What rankles many is not that Indian channels (or culture) have such an appeal but the fact that Bangladeshi channels are completely inaccessible in India. “There is no balance of power here. Why can’t I access Bangladeshi channels in Calcutta the way Indians access their channels in Dhaka?” asks Faruq Hasan, editor of Dhaka Weekend Tribune and who supported the ban on Doraemon for this reason. Writing a column on this issue last month, he argued, “The move got my support not because of its pedagogical claims or patriotic fervour, but simply because of the political response—however negligible or slight—it sends to our Big Brother Neighbour across the other side. What vexes is the utter unilateral nature of flow; not once have I seen anything from Bangladesh telecast in any part of India.” That Bangladeshis are forced to watch many of their favourite English programmes dubbed in Hindi for the benefit of Indian audiences doesn’t help either. “We don’t hold Hindi and English at the same level. There is a feeling that Hindi is shoved down our throats, that we are not given a choice,” he adds.

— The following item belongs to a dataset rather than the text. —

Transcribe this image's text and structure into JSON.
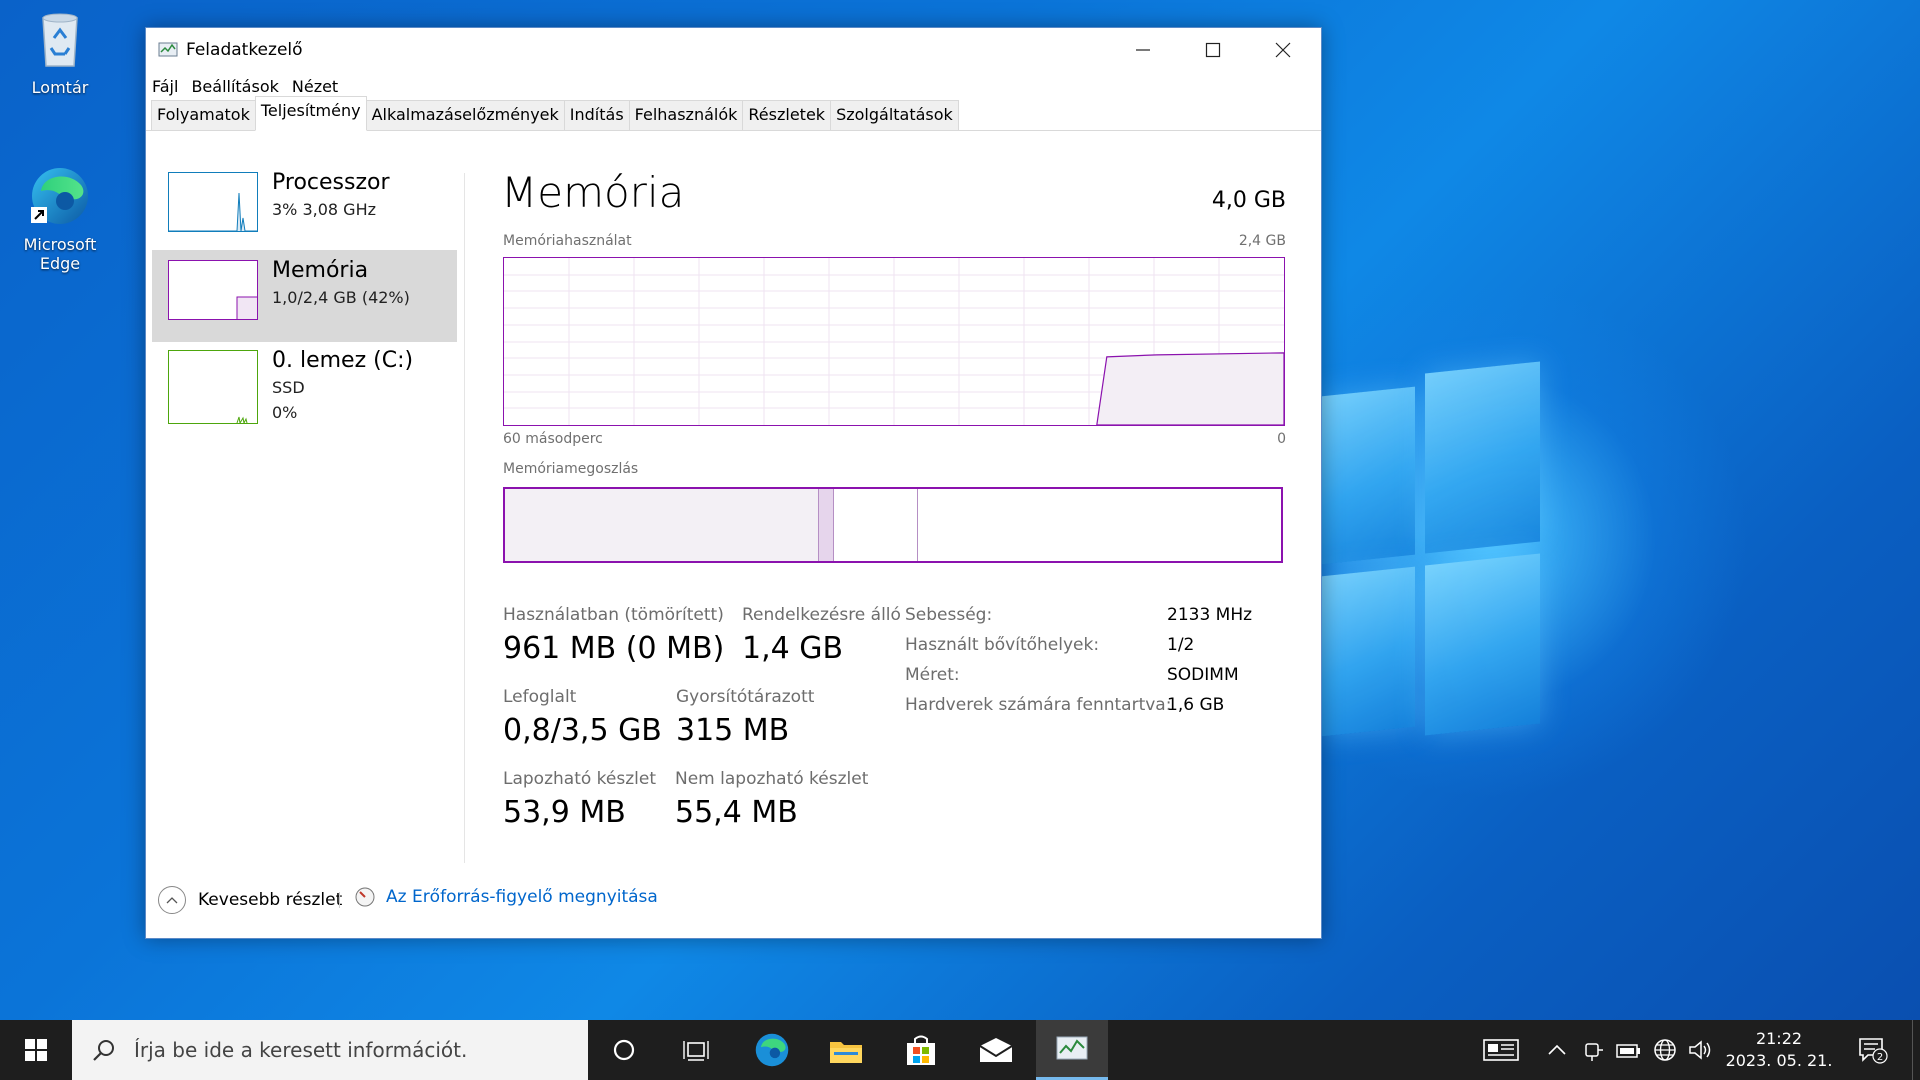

Just as it teaches India to be more open to Bangladeshi cultural exports, the uproar over Doraemon has lessons for Bangladesh too, especially the need to augment its meagre offering of children-specific programming. Sisimpur, a Bengali adaptation of the American Sesame Street, and Meena, a UNICEF-sponsored series that revolves around an eponymous girl and social issues, are often cited there as an ideal way forward for children’s television entertainment. “But there is a lack of proper assessment and, certainly, there isn’t any specific policy related to children’s programming,” says S.M. Shameem Reza, associate professor of mass communication and journalism at University of Dhaka.
Evoking Hindi “cultural and linguistic hegemony” to put a lid on Doraemon also ought to make the Bangladeshis reflect on the Bengali hegemony its indigenous peoples in the Chittagong Hill Tracts are subjected to. While there is some radio programming in a few indigenous languages, says Reza, there is hardly any on television. “Certainly, there is very little for indigenous children.” Some point out that domination takes less subtle forms: like an aggressively promoted settlement of mainlanders in cht and discrimination against non-Bengalis.
One of the rallying cries of the Shahbag movement—“Tumi ke, Aami ke? Bangali, Bangali! (Who are you? Who am I? Bengali, Bengali)—was contested by the indigenous Bangladeshis who argued that Bengali ought to be replaced with ‘Bangladeshi’ or at least make space for ‘Adivasi’. Says Hasan, “Unfortunately, in public discourse popular nationalism goes back to being Bengali and being Muslim.” Must being Bangladeshi be synonymous with being Bengali? Few would have thought a manga character could lead to such introspection on both sides of the border.